WORK TO COMPLETE: Reproduce the following entries exactly, leaving nothing out.

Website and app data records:
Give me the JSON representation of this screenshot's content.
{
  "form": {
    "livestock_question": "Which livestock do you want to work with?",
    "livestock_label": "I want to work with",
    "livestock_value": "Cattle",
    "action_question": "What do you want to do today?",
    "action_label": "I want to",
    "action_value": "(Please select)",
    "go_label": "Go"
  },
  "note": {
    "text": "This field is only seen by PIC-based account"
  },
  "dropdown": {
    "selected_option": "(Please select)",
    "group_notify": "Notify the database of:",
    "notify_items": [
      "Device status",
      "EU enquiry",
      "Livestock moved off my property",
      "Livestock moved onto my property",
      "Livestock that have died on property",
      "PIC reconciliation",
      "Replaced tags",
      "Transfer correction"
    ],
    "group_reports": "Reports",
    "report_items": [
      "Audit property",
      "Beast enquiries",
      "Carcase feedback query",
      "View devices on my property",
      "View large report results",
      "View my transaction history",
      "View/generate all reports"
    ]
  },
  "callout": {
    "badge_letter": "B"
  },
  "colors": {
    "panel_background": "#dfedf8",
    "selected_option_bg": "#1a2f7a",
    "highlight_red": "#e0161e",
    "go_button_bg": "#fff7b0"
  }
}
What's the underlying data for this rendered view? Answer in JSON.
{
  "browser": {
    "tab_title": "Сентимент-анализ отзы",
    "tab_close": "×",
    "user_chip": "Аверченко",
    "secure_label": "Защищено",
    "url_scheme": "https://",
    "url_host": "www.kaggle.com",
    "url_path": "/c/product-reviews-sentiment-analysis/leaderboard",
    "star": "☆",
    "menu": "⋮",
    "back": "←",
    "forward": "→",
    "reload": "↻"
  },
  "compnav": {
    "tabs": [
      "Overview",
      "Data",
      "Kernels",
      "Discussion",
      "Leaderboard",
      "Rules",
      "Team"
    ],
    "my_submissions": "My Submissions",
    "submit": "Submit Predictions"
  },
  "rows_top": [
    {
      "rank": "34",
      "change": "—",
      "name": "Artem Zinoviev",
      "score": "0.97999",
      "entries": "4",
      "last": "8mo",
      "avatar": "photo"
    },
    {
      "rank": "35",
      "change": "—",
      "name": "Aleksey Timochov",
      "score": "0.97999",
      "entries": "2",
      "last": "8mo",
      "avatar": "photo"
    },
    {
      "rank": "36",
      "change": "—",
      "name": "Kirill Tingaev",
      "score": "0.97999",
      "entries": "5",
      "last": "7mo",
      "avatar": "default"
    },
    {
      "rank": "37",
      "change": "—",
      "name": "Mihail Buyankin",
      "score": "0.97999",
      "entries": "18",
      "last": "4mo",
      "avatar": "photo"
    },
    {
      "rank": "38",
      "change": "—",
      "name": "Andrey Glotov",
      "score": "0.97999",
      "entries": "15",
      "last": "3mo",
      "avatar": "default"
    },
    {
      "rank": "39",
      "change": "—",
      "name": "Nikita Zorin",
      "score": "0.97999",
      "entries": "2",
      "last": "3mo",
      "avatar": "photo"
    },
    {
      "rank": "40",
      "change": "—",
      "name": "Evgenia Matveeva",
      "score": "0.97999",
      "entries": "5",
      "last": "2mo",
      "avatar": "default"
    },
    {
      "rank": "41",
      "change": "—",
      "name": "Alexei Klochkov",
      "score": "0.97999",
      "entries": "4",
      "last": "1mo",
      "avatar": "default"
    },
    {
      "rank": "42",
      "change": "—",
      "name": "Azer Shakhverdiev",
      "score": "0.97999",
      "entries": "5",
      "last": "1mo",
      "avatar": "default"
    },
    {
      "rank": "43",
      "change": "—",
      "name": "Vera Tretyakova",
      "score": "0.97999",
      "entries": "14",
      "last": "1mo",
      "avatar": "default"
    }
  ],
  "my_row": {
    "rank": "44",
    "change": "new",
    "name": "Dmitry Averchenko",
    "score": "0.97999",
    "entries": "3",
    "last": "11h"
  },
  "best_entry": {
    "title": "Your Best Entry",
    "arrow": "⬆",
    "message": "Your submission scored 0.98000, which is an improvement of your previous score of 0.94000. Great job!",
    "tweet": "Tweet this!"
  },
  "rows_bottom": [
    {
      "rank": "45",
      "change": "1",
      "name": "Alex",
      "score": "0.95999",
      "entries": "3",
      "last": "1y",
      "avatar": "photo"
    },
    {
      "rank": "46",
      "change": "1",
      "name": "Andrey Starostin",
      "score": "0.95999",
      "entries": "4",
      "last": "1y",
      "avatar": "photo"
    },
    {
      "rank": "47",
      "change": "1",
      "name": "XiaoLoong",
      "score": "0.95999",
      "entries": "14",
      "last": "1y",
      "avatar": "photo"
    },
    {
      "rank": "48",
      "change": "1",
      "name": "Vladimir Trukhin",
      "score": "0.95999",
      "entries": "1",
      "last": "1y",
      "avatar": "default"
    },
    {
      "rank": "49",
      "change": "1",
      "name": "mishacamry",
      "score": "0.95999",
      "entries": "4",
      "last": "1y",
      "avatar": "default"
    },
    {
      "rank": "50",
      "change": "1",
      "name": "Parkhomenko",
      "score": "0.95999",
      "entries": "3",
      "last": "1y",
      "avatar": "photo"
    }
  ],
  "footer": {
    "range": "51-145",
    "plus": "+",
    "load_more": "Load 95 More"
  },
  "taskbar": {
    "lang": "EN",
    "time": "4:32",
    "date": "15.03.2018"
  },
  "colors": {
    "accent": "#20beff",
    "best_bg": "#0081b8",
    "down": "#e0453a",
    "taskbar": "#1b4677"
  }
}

WRITTEN SOLUTION:
Give me the JSON representation of this screenshot's content.
{
  "form": {
    "livestock_question": "Which livestock do you want to work with?",
    "livestock_label": "I want to work with",
    "livestock_value": "Cattle",
    "action_question": "What do you want to do today?",
    "action_label": "I want to",
    "action_value": "(Please select)",
    "go_label": "Go"
  },
  "note": {
    "text": "This field is only seen by PIC-based account"
  },
  "dropdown": {
    "selected_option": "(Please select)",
    "group_notify": "Notify the database of:",
    "notify_items": [
      "Device status",
      "EU enquiry",
      "Livestock moved off my property",
      "Livestock moved onto my property",
      "Livestock that have died on property",
      "PIC reconciliation",
      "Replaced tags",
      "Transfer correction"
    ],
    "group_reports": "Reports",
    "report_items": [
      "Audit property",
      "Beast enquiries",
      "Carcase feedback query",
      "View devices on my property",
      "View large report results",
      "View my transaction history",
      "View/generate all reports"
    ]
  },
  "callout": {
    "badge_letter": "B"
  },
  "colors": {
    "panel_background": "#dfedf8",
    "selected_option_bg": "#1a2f7a",
    "highlight_red": "#e0161e",
    "go_button_bg": "#fff7b0"
  }
}
What's the underlying data for this rendered view? Answer in JSON.
{
  "browser": {
    "tab_title": "Сентимент-анализ отзы",
    "tab_close": "×",
    "user_chip": "Аверченко",
    "secure_label": "Защищено",
    "url_scheme": "https://",
    "url_host": "www.kaggle.com",
    "url_path": "/c/product-reviews-sentiment-analysis/leaderboard",
    "star": "☆",
    "menu": "⋮",
    "back": "←",
    "forward": "→",
    "reload": "↻"
  },
  "compnav": {
    "tabs": [
      "Overview",
      "Data",
      "Kernels",
      "Discussion",
      "Leaderboard",
      "Rules",
      "Team"
    ],
    "my_submissions": "My Submissions",
    "submit": "Submit Predictions"
  },
  "rows_top": [
    {
      "rank": "34",
      "change": "—",
      "name": "Artem Zinoviev",
      "score": "0.97999",
      "entries": "4",
      "last": "8mo",
      "avatar": "photo"
    },
    {
      "rank": "35",
      "change": "—",
      "name": "Aleksey Timochov",
      "score": "0.97999",
      "entries": "2",
      "last": "8mo",
      "avatar": "photo"
    },
    {
      "rank": "36",
      "change": "—",
      "name": "Kirill Tingaev",
      "score": "0.97999",
      "entries": "5",
      "last": "7mo",
      "avatar": "default"
    },
    {
      "rank": "37",
      "change": "—",
      "name": "Mihail Buyankin",
      "score": "0.97999",
      "entries": "18",
      "last": "4mo",
      "avatar": "photo"
    },
    {
      "rank": "38",
      "change": "—",
      "name": "Andrey Glotov",
      "score": "0.97999",
      "entries": "15",
      "last": "3mo",
      "avatar": "default"
    },
    {
      "rank": "39",
      "change": "—",
      "name": "Nikita Zorin",
      "score": "0.97999",
      "entries": "2",
      "last": "3mo",
      "avatar": "photo"
    },
    {
      "rank": "40",
      "change": "—",
      "name": "Evgenia Matveeva",
      "score": "0.97999",
      "entries": "5",
      "last": "2mo",
      "avatar": "default"
    },
    {
      "rank": "41",
      "change": "—",
      "name": "Alexei Klochkov",
      "score": "0.97999",
      "entries": "4",
      "last": "1mo",
      "avatar": "default"
    },
    {
      "rank": "42",
      "change": "—",
      "name": "Azer Shakhverdiev",
      "score": "0.97999",
      "entries": "5",
      "last": "1mo",
      "avatar": "default"
    },
    {
      "rank": "43",
      "change": "—",
      "name": "Vera Tretyakova",
      "score": "0.97999",
      "entries": "14",
      "last": "1mo",
      "avatar": "default"
    }
  ],
  "my_row": {
    "rank": "44",
    "change": "new",
    "name": "Dmitry Averchenko",
    "score": "0.97999",
    "entries": "3",
    "last": "11h"
  },
  "best_entry": {
    "title": "Your Best Entry",
    "arrow": "⬆",
    "message": "Your submission scored 0.98000, which is an improvement of your previous score of 0.94000. Great job!",
    "tweet": "Tweet this!"
  },
  "rows_bottom": [
    {
      "rank": "45",
      "change": "1",
      "name": "Alex",
      "score": "0.95999",
      "entries": "3",
      "last": "1y",
      "avatar": "photo"
    },
    {
      "rank": "46",
      "change": "1",
      "name": "Andrey Starostin",
      "score": "0.95999",
      "entries": "4",
      "last": "1y",
      "avatar": "photo"
    },
    {
      "rank": "47",
      "change": "1",
      "name": "XiaoLoong",
      "score": "0.95999",
      "entries": "14",
      "last": "1y",
      "avatar": "photo"
    },
    {
      "rank": "48",
      "change": "1",
      "name": "Vladimir Trukhin",
      "score": "0.95999",
      "entries": "1",
      "last": "1y",
      "avatar": "default"
    },
    {
      "rank": "49",
      "change": "1",
      "name": "mishacamry",
      "score": "0.95999",
      "entries": "4",
      "last": "1y",
      "avatar": "default"
    },
    {
      "rank": "50",
      "change": "1",
      "name": "Parkhomenko",
      "score": "0.95999",
      "entries": "3",
      "last": "1y",
      "avatar": "photo"
    }
  ],
  "footer": {
    "range": "51-145",
    "plus": "+",
    "load_more": "Load 95 More"
  },
  "taskbar": {
    "lang": "EN",
    "time": "4:32",
    "date": "15.03.2018"
  },
  "colors": {
    "accent": "#20beff",
    "best_bg": "#0081b8",
    "down": "#e0453a",
    "taskbar": "#1b4677"
  }
}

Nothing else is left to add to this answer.